An Australian daredevil* freestyle* motorbike rider has performed a backflip 297m up in the air, without safety barriers.
It is the highest motorbike backflip ever recorded.
A backflip on a motorbike is a dangerous and ambitious* trick for anyone, anywhere.
But stuntman Jack Field upped* the danger by taking his bike to the top of Melbourne’s Eureka Tower in Victoria.
“I’ve done some pretty insane things in my life, but this certainly takes the cake in terms of nuts,” the former world number one freestyle trials champion said after the flip.
There were no safety barriers installed on the sides of the skyscraper, just a ramp to help the bike get airborne*.
VIDEO: Watch the backflip!
Jack Field's high-rise backflip
The daring move was to promote an international supercross event, the Monster Energy AUS-X Open Melbourne on November 30.
“When the guys running the (event) called me up with the idea I thought, well we’re always trying to push the boundaries of what’s possible on a motorbike and this is right up there,” Field said.
He even threw in a wheelie for good measure.

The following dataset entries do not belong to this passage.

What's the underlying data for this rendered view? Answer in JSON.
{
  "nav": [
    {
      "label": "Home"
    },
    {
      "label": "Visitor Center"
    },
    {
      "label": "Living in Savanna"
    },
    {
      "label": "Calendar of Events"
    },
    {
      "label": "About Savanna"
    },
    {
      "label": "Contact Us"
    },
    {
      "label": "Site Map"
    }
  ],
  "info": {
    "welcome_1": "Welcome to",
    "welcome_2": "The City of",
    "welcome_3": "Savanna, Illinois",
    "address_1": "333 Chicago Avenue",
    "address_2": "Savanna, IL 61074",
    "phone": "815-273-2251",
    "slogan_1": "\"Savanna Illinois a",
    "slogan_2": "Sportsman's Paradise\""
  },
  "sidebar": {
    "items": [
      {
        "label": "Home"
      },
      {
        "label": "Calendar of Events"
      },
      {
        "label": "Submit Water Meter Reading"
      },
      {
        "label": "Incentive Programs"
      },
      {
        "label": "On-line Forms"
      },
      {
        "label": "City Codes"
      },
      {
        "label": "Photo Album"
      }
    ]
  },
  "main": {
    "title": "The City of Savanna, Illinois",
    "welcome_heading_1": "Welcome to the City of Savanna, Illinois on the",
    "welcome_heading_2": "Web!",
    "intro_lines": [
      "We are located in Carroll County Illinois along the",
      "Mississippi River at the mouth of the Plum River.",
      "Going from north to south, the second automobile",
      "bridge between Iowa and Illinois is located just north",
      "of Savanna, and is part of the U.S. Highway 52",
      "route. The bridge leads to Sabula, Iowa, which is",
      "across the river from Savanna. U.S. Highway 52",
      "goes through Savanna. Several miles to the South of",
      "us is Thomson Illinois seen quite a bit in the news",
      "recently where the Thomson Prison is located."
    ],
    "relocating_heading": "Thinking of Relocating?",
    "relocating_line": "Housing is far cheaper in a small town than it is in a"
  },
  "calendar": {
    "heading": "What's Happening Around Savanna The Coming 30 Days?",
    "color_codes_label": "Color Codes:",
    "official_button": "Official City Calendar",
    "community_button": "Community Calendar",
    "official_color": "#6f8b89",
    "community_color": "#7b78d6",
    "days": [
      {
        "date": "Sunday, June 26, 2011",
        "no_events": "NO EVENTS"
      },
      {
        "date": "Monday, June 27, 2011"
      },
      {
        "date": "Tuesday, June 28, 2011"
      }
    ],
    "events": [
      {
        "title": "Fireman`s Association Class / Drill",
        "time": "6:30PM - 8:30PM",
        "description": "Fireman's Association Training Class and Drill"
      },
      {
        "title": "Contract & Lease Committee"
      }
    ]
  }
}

Other riders were impressed, including five-time Australian supercross champion Dan Reardon.
“This stunt perfectly depicts* what the Monster Energy AUS-X Open is all about: high energy, jaw-dropping moments and the most insane action on dirtbikes you’ll ever see,” Reardon said.
VIDEO: A TV report about the backflip
Daredevil rider's high-rise flip (7 News)
ABOUT JACK FIELD
Freestyle trials rider from Byron Bay, NSW.
He achieved world number one in his sport in 2010.
He has two world records: lowest motorcycle backflip (34.925cm) and longest backflip on a trials bike (24.99m).
He owns and performs around the world in a motorbike show company called Flair Action Sports.
- daredevil: someone who takes risks
- freestyle: tricks and jumps version of a sport
- ambitious: has big goals
- upped: increased
- airborne: up in the air
- depicts: shows
- How high up was he?
- What building was he on top of?
- What was the ramp for?
- Who is Dan Reardon?
- What two world records does Jack Field already have?
LISTEN TO THIS STORY
1. Making the call
Imagine the initial phone conversation between the event organisers. What do you think would have been said to convince Jack Field to tackle this trick? Write a transcript of the phone conversation as you imagine it. Make sure you include details about the event they are promoting and the stunt the event organisers want Jack to perform. What questions might Jack ask?
Time: allow 20 minutes to complete this activity
Curriculum Links: English, Critical and Creative thinking
Imagine now that Jack has to ring up his partner or parents (or another loved one) and let them know what he is doing. How would this conversation go? How would Jack try to convince them that he will be fine. What questions or concerns would his loved ones have for him? Write a transcript of this conversation.
When you have finished, team up with two other people and combine your ideas to make one transcript. Take on a role each (Jack, event organisers and Jack’s family) and practice performing these telephone conversations. When you are ready, perform your phone conversations to the class.
Time: allow 30 minutes to complete this activity
Curriculum Links: English, Personal and Social Capability, The Arts — Drama
After reading the article, with a partner, highlight all the openers you can find in blue. Discuss if they are powerful and varied openers or not. Why do you think the journalist has used a mix of simple and power openers? Would you change any, and why?
HAVE YOUR SAY: Have you ever ridden a motorbike? How does watching this stunt make you feel?
No one-word answers. Use full sentences to explain your thinking. No comments will be published until approved by editors.